**EXERCISE DESCRIPTION**
Report each line of the records where "align" occurs.

**GIVEN RECORDS**
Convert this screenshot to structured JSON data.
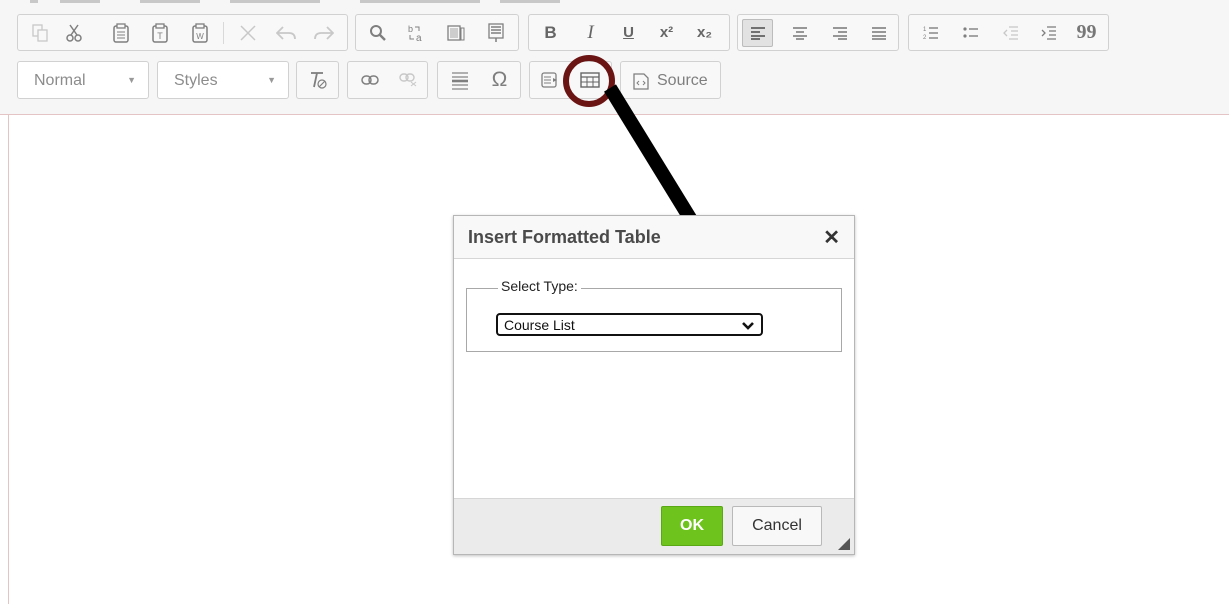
{
  "toolbar": {
    "format_combo": {
      "label": "Normal"
    },
    "styles_combo": {
      "label": "Styles"
    },
    "source_button": {
      "label": "Source"
    },
    "icons": {
      "copy": "copy-icon",
      "cut": "cut-icon",
      "paste": "paste-icon",
      "paste_text": "paste-text-icon",
      "paste_word": "paste-word-icon",
      "remove": "remove-icon",
      "undo": "undo-icon",
      "redo": "redo-icon",
      "find": "find-icon",
      "replace": "replace-icon",
      "select_all": "select-all-icon",
      "spellcheck": "spellcheck-icon",
      "bold": "B",
      "italic": "I",
      "underline": "U",
      "superscript": "superscript-icon",
      "subscript": "subscript-icon",
      "align_left": "align-left-icon",
      "align_center": "align-center-icon",
      "align_right": "align-right-icon",
      "justify": "justify-icon",
      "numbered_list": "numbered-list-icon",
      "bulleted_list": "bulleted-list-icon",
      "outdent": "outdent-icon",
      "indent": "indent-icon",
      "blockquote": "blockquote-icon",
      "remove_format": "remove-format-icon",
      "link": "link-icon",
      "unlink": "unlink-icon",
      "horizontal_rule": "horizontal-rule-icon",
      "special_char": "omega-icon",
      "insert_template": "insert-template-icon",
      "insert_table": "table-icon"
    },
    "superscript_glyph": "x²",
    "subscript_glyph": "x₂",
    "quote_glyph": "99",
    "omega_glyph": "Ω"
  },
  "dialog": {
    "title": "Insert Formatted Table",
    "close_glyph": "✕",
    "fieldset_legend": "Select Type:",
    "select_value": "Course List",
    "ok_label": "OK",
    "cancel_label": "Cancel"
  },
  "colors": {
    "callout": "#6b1414",
    "ok_button": "#6ec31c",
    "arrow": "#000000"
  }
}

**EXERCISE SOLUTION**
      "align_left": "align-left-icon",
      "align_center": "align-center-icon",
      "align_right": "align-right-icon",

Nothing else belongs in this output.